## ENTRIES SUPPLIED
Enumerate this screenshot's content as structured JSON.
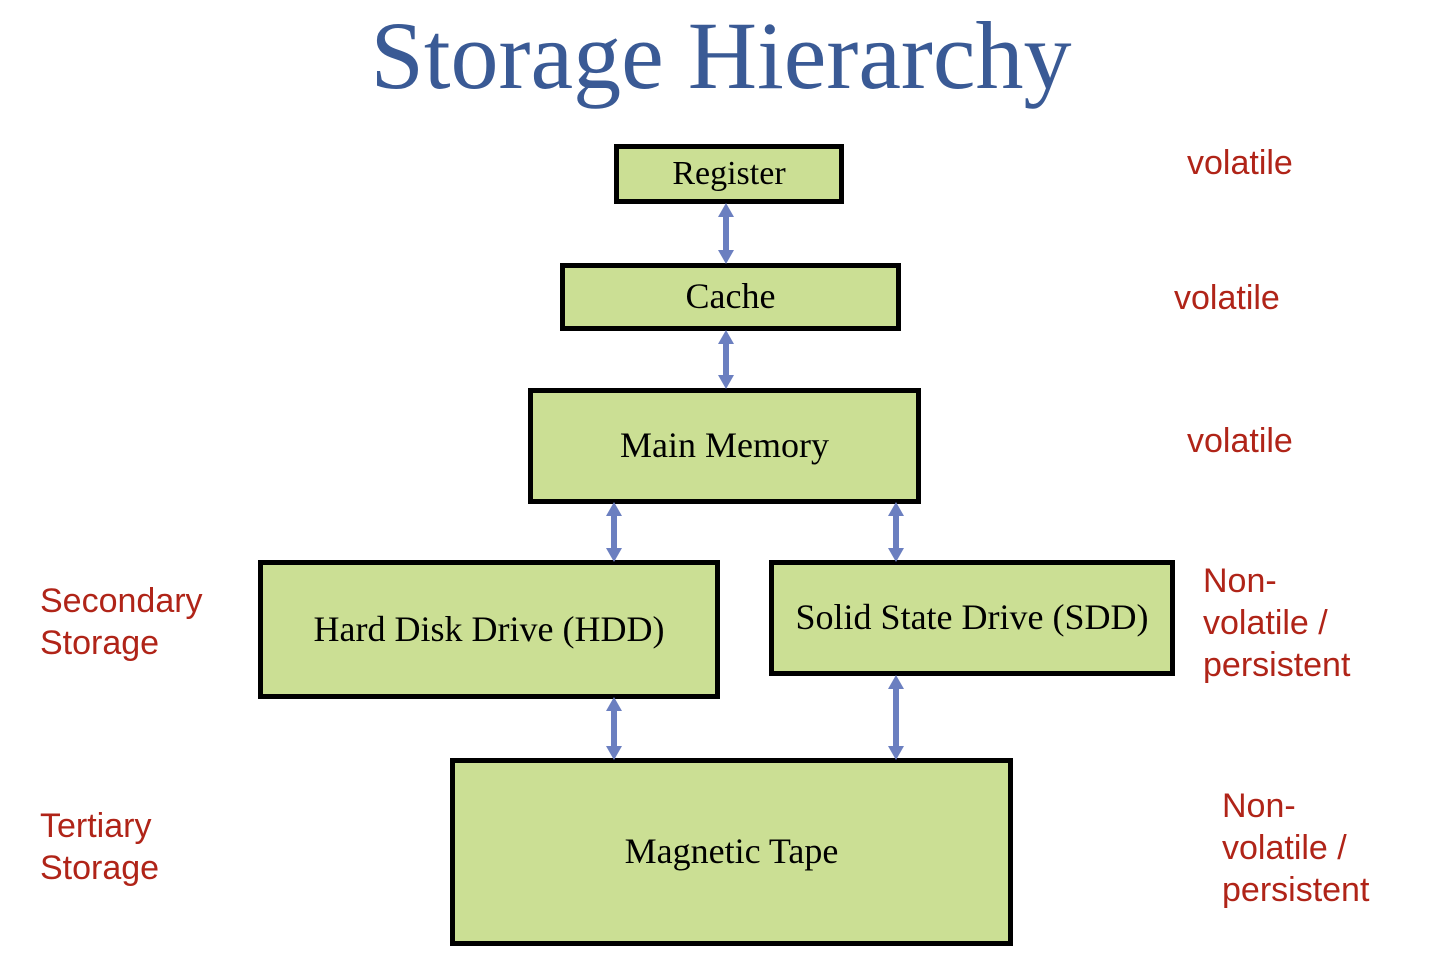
{
  "slide": {
    "title": "Storage Hierarchy",
    "title_color": "#3a5a95",
    "background_color": "#ffffff"
  },
  "theme": {
    "box_fill": "#cbdf94",
    "box_border": "#000000",
    "arrow_color": "#6b7fc0",
    "annotation_color": "#b02418"
  },
  "nodes": [
    {
      "id": "register",
      "label": "Register"
    },
    {
      "id": "cache",
      "label": "Cache"
    },
    {
      "id": "main_memory",
      "label": "Main Memory"
    },
    {
      "id": "hdd",
      "label": "Hard Disk Drive (HDD)"
    },
    {
      "id": "ssd",
      "label": "Solid State Drive (SDD)"
    },
    {
      "id": "tape",
      "label": "Magnetic Tape"
    }
  ],
  "connections": [
    {
      "id": "register-cache",
      "from": "register",
      "to": "cache",
      "style": "double-arrow"
    },
    {
      "id": "cache-main_memory",
      "from": "cache",
      "to": "main_memory",
      "style": "double-arrow"
    },
    {
      "id": "main_memory-hdd",
      "from": "main_memory",
      "to": "hdd",
      "style": "double-arrow"
    },
    {
      "id": "main_memory-ssd",
      "from": "main_memory",
      "to": "ssd",
      "style": "double-arrow"
    },
    {
      "id": "hdd-tape",
      "from": "hdd",
      "to": "tape",
      "style": "double-arrow"
    },
    {
      "id": "ssd-tape",
      "from": "ssd",
      "to": "tape",
      "style": "double-arrow"
    }
  ],
  "annotations": {
    "right": [
      {
        "id": "volatile-register",
        "target": "register",
        "text": "volatile"
      },
      {
        "id": "volatile-cache",
        "target": "cache",
        "text": "volatile"
      },
      {
        "id": "volatile-main-memory",
        "target": "main_memory",
        "text": "volatile"
      },
      {
        "id": "nonvolatile-ssd",
        "target": "ssd",
        "text": "Non-\nvolatile /\npersistent"
      },
      {
        "id": "nonvolatile-tape",
        "target": "tape",
        "text": "Non-\nvolatile /\npersistent"
      }
    ],
    "left": [
      {
        "id": "secondary-storage",
        "target": "hdd",
        "text": "Secondary\nStorage"
      },
      {
        "id": "tertiary-storage",
        "target": "tape",
        "text": "Tertiary\nStorage"
      }
    ]
  }
}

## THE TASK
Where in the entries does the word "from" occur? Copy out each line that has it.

## ANSWER AREA
      "from": "register",
      "from": "cache",
      "from": "main_memory",
      "from": "main_memory",
      "from": "hdd",
      "from": "ssd",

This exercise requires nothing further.